How Long Should a Video Be?

Check out the latest video in which Eric Brennan (USDA-Agricultural Research Service) and Karen McKee (The Scientist Videographer) talk about DIY science videos. In this series, they answer questions that science professionals may have about making videos to share information about themselves and their research. This video series was inspired by a paper Eric published in Frontiers in Communication: “Why Should Scientists Be On YouTube? It’s All About Bamboo, Oil and Ice Cream”:

This is the fourth video in the series and focuses on the question of how long should a video be.

CERF Workshop a Big Success

This past week I taught a one-day workshop (Beginning Videography for Science Professionals) at the biennial conference of the Coastal and Estuarine Research Federation in Portland, Oregon. I got a lot of great feedback from workshop participants who spent the day learning how to plan, shoot, and edit a video to deliver a science message. Each participant worked on an individual video project as we went through the practice exercises. At the end of the day, we watched everyone’s “rough cuts”, although some were not that “rough”. I had a wonderful time seeing participants get excited about the possibilities of using video in their research and outreach activities. Also, I’ve already been approached by CERF organizers to teach the workshop again.

Here are a few scenes from the workshop:


eBook Now Available in iBookstore

The Scientist Videographer BookI’m thrilled to announce that The Scientist Videographer eBook is now available in the iTunes Store for $14.99. If you are interested in expanding your communication toolbox to include video, then this is the book for you. In this electronic guidebook, you will learn how to plan, shoot, edit, and publish a professional and effective science video.

For more information, see the book’s media trailer or check out the eBook page on this website.

Note that this eBook is designed to be read on an iPad. Although it can also be downloaded to a Mac computer (running OSX10.9 and with iBooks 1.0 or higher), some of the interactive content may not work. Future editions will be available for other reading devices—stay tuned.

New Gear for the Solo Science Videographer

I’ve just gotten some new gear to assist with making solo science videos with a Smartphone….for those times when you don’t have anyone to help you. In the following video, I introduce some accessories (microphone, cable, monopod) that will facilitate filming alone with your Smartphone and will also make your videos look and sound much better.

If you like the tip, please leave a comment!

Links to where you can purchase this equipment are given below the video.

The microphone you will need:

Edutige EIM-003 i-Microphone

The cable you will need:

Smartline (ESL-001) Extension Cable
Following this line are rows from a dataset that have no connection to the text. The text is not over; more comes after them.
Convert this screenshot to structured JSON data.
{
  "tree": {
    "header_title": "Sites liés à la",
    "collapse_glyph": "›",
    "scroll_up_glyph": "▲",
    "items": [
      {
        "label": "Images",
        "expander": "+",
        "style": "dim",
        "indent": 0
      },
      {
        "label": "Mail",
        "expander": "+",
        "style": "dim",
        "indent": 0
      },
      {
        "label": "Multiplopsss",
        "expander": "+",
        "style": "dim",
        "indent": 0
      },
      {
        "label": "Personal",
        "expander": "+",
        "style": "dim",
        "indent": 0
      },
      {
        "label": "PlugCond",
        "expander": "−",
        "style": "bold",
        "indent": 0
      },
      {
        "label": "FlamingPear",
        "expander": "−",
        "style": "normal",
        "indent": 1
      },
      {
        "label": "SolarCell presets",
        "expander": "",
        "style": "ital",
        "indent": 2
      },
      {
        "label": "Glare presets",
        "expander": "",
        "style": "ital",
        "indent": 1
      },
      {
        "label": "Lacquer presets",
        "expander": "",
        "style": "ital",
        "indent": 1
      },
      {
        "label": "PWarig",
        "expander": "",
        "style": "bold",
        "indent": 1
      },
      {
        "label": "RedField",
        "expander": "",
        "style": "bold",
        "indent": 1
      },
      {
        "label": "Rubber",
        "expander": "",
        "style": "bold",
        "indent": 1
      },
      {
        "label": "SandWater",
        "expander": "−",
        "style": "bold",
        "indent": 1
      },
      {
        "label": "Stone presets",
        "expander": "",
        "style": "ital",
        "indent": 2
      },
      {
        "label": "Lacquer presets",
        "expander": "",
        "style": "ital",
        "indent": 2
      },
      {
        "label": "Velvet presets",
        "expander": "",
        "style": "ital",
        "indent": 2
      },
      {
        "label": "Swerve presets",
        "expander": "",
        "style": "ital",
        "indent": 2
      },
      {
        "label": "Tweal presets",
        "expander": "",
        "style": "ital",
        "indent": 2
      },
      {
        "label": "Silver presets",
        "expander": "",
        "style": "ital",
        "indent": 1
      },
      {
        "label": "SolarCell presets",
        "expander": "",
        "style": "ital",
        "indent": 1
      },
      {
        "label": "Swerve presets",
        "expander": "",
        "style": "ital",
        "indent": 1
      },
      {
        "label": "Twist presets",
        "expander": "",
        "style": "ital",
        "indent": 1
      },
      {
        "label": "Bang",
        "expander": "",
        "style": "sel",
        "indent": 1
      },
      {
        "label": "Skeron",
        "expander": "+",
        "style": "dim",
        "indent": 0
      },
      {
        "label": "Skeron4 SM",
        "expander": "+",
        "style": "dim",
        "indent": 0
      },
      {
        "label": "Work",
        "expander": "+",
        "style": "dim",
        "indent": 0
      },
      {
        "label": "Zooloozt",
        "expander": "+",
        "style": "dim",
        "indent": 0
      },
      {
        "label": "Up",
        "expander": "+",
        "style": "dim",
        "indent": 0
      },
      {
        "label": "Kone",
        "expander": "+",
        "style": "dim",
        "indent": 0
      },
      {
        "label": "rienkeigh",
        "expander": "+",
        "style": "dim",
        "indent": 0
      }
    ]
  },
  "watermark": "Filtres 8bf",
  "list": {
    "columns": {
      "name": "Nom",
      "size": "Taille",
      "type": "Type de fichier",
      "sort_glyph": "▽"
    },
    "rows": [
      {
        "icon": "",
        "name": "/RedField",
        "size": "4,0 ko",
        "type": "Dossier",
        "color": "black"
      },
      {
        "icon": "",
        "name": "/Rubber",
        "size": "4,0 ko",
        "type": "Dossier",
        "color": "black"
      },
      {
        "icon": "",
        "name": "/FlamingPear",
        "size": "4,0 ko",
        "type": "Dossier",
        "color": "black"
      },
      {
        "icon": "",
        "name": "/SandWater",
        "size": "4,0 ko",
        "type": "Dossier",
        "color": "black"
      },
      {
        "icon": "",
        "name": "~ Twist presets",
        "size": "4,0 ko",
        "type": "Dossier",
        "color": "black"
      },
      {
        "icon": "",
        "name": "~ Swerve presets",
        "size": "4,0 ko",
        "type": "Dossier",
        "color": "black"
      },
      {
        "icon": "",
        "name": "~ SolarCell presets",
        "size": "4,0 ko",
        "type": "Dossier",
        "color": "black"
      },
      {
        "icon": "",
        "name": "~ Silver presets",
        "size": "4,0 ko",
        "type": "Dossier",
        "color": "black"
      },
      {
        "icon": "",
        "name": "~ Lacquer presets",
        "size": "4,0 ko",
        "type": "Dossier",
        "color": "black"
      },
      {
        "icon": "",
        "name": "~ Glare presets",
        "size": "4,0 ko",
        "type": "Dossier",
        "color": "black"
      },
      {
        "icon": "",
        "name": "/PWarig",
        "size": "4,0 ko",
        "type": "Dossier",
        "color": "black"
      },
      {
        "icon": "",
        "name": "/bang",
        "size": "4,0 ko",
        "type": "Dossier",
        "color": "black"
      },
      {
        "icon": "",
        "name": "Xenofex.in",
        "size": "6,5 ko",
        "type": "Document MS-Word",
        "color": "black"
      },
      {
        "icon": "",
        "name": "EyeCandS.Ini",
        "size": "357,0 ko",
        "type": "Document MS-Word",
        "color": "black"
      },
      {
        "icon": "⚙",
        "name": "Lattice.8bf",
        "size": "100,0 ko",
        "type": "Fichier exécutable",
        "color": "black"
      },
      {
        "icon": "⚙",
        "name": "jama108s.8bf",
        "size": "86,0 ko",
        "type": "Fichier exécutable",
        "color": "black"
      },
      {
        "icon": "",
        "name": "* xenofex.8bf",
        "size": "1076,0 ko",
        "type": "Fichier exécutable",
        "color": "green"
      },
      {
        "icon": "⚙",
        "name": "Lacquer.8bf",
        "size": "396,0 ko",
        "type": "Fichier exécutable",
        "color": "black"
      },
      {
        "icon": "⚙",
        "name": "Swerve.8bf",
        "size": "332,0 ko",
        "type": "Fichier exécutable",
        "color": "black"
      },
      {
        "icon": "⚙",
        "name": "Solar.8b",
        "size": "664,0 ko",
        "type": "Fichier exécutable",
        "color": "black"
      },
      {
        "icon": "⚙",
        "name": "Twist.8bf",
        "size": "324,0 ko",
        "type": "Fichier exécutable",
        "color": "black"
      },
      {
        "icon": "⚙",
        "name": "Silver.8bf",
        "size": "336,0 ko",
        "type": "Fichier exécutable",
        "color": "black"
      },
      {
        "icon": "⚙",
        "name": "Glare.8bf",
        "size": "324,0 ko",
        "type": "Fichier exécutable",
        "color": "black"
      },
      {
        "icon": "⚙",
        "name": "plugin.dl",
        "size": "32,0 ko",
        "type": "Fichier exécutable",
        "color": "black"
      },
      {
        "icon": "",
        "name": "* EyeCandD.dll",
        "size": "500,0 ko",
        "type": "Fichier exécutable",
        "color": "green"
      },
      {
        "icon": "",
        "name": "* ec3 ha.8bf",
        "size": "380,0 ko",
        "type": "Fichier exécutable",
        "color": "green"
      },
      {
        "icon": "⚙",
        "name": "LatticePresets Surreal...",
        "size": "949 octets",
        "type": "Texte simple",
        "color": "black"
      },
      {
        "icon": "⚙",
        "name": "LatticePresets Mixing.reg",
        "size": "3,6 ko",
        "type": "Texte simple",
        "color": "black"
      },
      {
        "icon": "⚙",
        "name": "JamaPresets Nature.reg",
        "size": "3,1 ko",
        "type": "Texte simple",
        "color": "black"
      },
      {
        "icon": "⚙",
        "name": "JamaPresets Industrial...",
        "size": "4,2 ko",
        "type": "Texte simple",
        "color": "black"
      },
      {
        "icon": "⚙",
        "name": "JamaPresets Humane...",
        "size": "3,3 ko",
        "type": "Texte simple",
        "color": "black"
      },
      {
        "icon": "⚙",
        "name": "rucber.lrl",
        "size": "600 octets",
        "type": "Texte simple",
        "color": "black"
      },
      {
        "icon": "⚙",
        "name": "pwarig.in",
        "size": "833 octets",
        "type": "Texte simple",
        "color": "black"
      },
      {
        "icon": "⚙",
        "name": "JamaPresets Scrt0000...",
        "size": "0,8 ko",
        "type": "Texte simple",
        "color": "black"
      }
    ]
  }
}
The monopod you will need:

iStabilizer ISTMP01 Smartphone Monopod


How to Create a Science Video with your iPhone

Scientists and students:  How much time would you invest to learn how to produce an informative and effective science video, requiring only an iPhone or other Smartphone that shoots video? In this new 15 minute tutorial, you can learn how to plan, shoot, edit, and share a professional-looking video that describes a research project, an important science topic or research finding, or a new method.

Such videos can then be used to meet the Broader Impacts criterion of the National Science Foundation or other funding agency, as supplemental online information for your journal publications, or just to enhance your website and show off your work.

All you need is an iPhone or other Smartphone that shoots video and supports the necessary software to edit the footage. Note that this tutorial is different from the one I previously posted, which used the Videolicious app. In this tutorial, I use the iMovie app for the iPhone (download from the App Store) and briefly show how to navigate the program to create a movie project.

Check it out:

There are other movie-editing apps and, of course, professional editing software that provide more bells and whistles, but these take more time to learn and are more expensive. The iMovie app for the iPhone is designed to use video shot with the iPhone, but you can also import media shot with a camcorder or digital camera (I use iTunes to transfer files from iPhoto to my iPhone camera roll). You will also notice that I included some animations that I created with PowerPoint and Photoshop, exported as movies, and uploaded to my iPhone. See previous tutorials for more information about doing animations in Powerpoint here and here.

Even though most of my videos are shot with a camcorder and edited on my computer with professional software, I increasingly find it easy and convenient to use my iPhone to capture video on the go and to quickly edit the footage and upload to a video-sharing site. As the cameras on these smartphones have improved, the quality of the images has gotten better and better. There has even been a full-length movie shot with a Smartphone (Nokia): go here to see the trailer and behind-the-scenes footage.

I hope you find this tutorial helpful and inspires you to use your iPhone or Smartphone to produce videos about your science projects.